On-the-job training and commercial equipment operation licenses are be needed for some positions, like operating a recycling truck. Other positions, such as those in engineering, require specific bachelor’s degrees (and sometimes master’s degrees), licensure and continuing education.
Clean Transportation Professionals
From transportation planners to battery and hybrid technology engineers, jobs in clean transportation are growing. These green technology jobs are devoted to figuring out how to get from place to place more efficiently and with less pollution, using innovations such as electric cars and hybrid vehicles, biodiesel-fueled buses and boats and airplanes that emit fewer carbon emissions.
While the Bureau of Labor Statistics hasn’t collected much information on clean transportation jobs, the growing number of electric cars on the road in recent years is indicative of a growing field. The electric vehicle industry employs scientists, manufacturers and technicians, in positions that typically require specialized degrees and/or training. Average annual salaries include:
- $100,450 for electronics engineers.
- $84,720 for materials scientists.
- $47,440 for engine and other machine assemblers.
- $36,470 for retail sales people.
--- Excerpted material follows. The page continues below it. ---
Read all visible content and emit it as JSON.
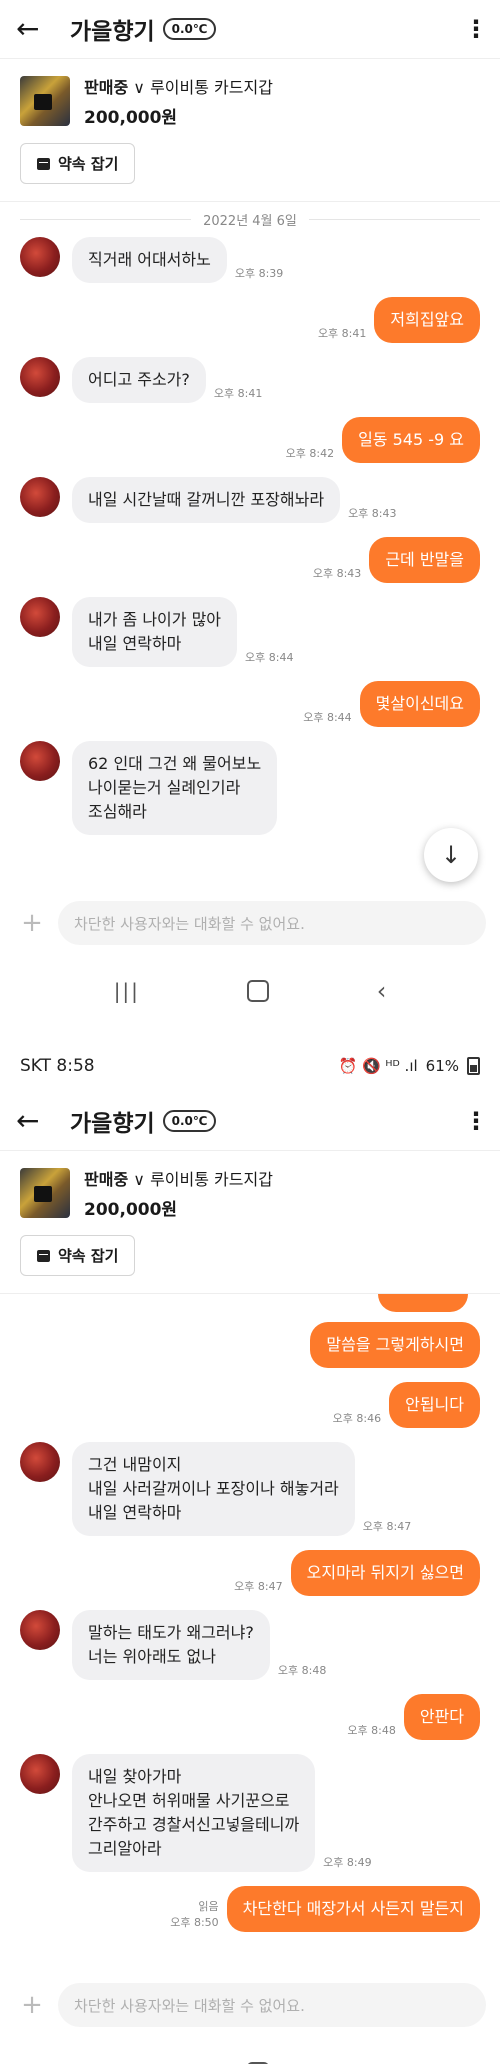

Engineers, planners and other clean transportation professionals may find work with private companies like Tesla Motors, Fisker Automotive, United Streetcar and Clean Harbors, private and government laboratories, state and federal transportation agencies, colleges and universities and more. The Green Job Bank provides more information on clean transportation jobs in areas like research and development, engine technology, vehicle manufacturing and infrastructure (e.g., building technology and networks for charging stations).